In addition to handing some of them out, he’s been saving some for later. He’s able to pick up two meals on weekdays and three on the weekends.

I have been freezing some [meals]. I can’t eat ‘em all and they start stacking up in the refrigerator so I vacuum seal ‘em and I’ve got about thirty out there in the freezer that I will eventually eat.

That’s some major food storage and easy meals for later when they don’t feel like cooking or when money is tight.


Last year, during the government shutdown, I took part in Chick Fil-A’s First 100 event. Say what you will about their politics, I camped out at a store opening during October in Maryland. It poured rain on us for most of that time. The rules were we had to stay on the store’s premises but not inside the store (save bathroom use.)

So we huddled in tents and under umbrellas. What did I get out of it? I got three meals from the restaurant for the 24 hours I was camped out there.
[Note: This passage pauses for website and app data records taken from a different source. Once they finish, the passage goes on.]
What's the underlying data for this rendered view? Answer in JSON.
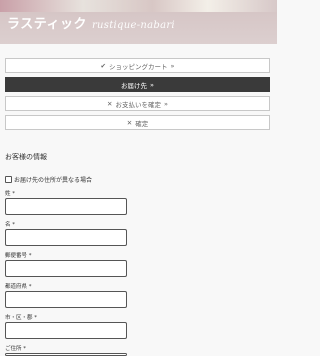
{
  "header": {
    "brand_jp": "ラスティック",
    "brand_en": "rustique-nabari"
  },
  "steps": [
    {
      "icon": "✔",
      "label": "ショッピングカート",
      "arrow": "»",
      "state": "done"
    },
    {
      "icon": "",
      "label": "お届け先",
      "arrow": "»",
      "state": "active"
    },
    {
      "icon": "✕",
      "label": "お支払いを確定",
      "arrow": "»",
      "state": "pending"
    },
    {
      "icon": "✕",
      "label": "確定",
      "arrow": "",
      "state": "pending"
    }
  ],
  "form": {
    "section_title": "お客様の情報",
    "alt_address_label": "お届け先の住所が異なる場合",
    "fields": [
      {
        "label": "姓 *",
        "value": ""
      },
      {
        "label": "名 *",
        "value": ""
      },
      {
        "label": "郵便番号 *",
        "value": ""
      },
      {
        "label": "都道府県 *",
        "value": ""
      },
      {
        "label": "市・区・郡 *",
        "value": ""
      },
      {
        "label": "ご住所 *",
        "value": ""
      }
    ]
  },
  "colors": {
    "active_step_bg": "#3a3a3a",
    "header_bg": "#d9cccc"
  }
}
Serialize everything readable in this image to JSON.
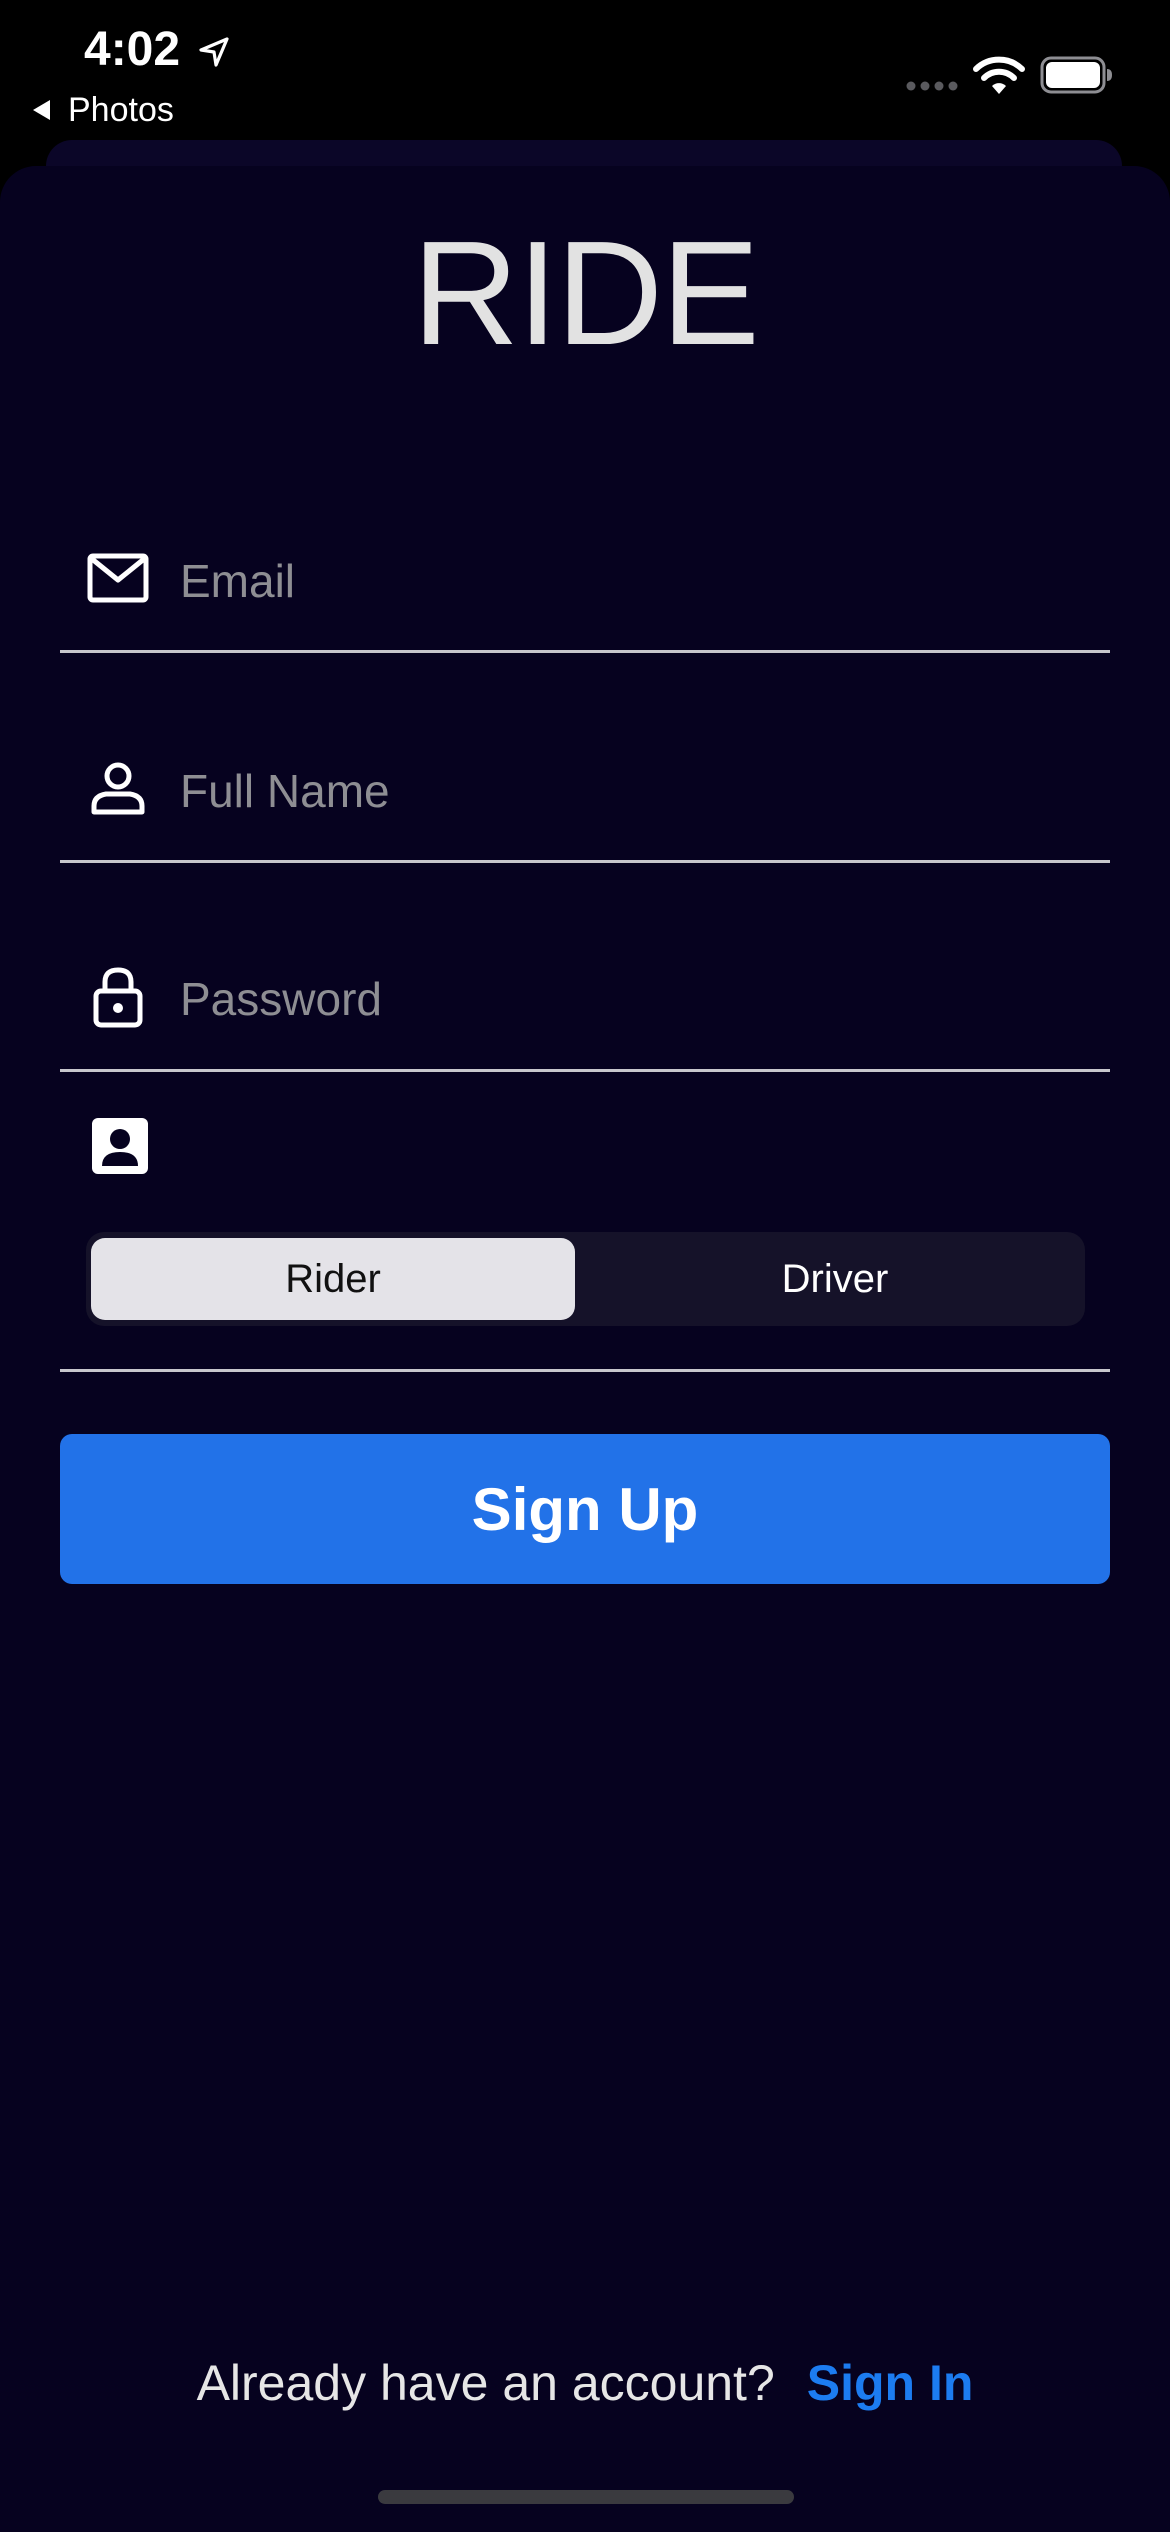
{
  "status_bar": {
    "time": "4:02",
    "back_label": "Photos"
  },
  "app": {
    "title": "RIDE"
  },
  "form": {
    "email_placeholder": "Email",
    "email_value": "",
    "fullname_placeholder": "Full Name",
    "fullname_value": "",
    "password_placeholder": "Password",
    "password_value": "",
    "account_type": {
      "options": [
        "Rider",
        "Driver"
      ],
      "selected": "Rider"
    },
    "signup_label": "Sign Up"
  },
  "footer": {
    "prompt": "Already have an account?",
    "link": "Sign In"
  },
  "colors": {
    "background": "#06021f",
    "accent": "#2272e8",
    "link": "#1c7cf0"
  },
  "icons": {
    "email": "envelope-icon",
    "fullname": "person-icon",
    "password": "lock-icon",
    "account_type": "person-card-icon"
  }
}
But the main attraction was the “free meals for a year.” Which was 52 free meal coupons. This was good for a Chick Fil-A sandwich, waffle fries and a drink.

Then, for the next year my wife and I would walk in to the store, ask for “Two Number 1s” and hand over two coupons. I got a smile on my face watching the $12.xx reduce to nothing with the coupons.

My savings was only about $300. But for the weeks I was out of work, it gave us somewhere to go and get some free food. It was nice to get out of the house and have a meal out that we didn’t have to pay for.

They’re good for a year and we used our last two in September. This is my way of saying I absolutely understand where this guy is coming from and his desire to get as much out of this deal as possible.

I salute you Alan Martin. Collect your meals. Stash them away. Save yourself the money, time and decisions free food can offer.

How One Boy With Autism Became BFF With Apple’s Siri – NYTimes.com

It all began simply enough. I’d just read one of those ubiquitous Internet lists called “21 Things You Didn’t Know Your iPhone Could Do.” One of them was this: I could ask Siri, “What planes are above me right now?” and Siri would bark back, “Checking my sources.” Almost instantly there was a list of actual flights — numbers, altitudes, angles — above my head.

I happened to be doing this when Gus was nearby. “Why would anyone need to know what planes are flying above your head?” I muttered. Gus replied without looking up: “So you know who you’re waving at, Mommy.”

Via How One Boy With Autism Became BFF With Apple’s Siri – NYTimes.com

This story had me in tears before I was halfway through it. It’s so great to see technology making someone’s life better. It’s the promise technology often fails to live up to. The way Judith Newman captures her son’s friendship with Siri deserves its own feature-length movie.

The illustrations are perfect too. This one is my favorite.

Thanks Jason for sharing this story.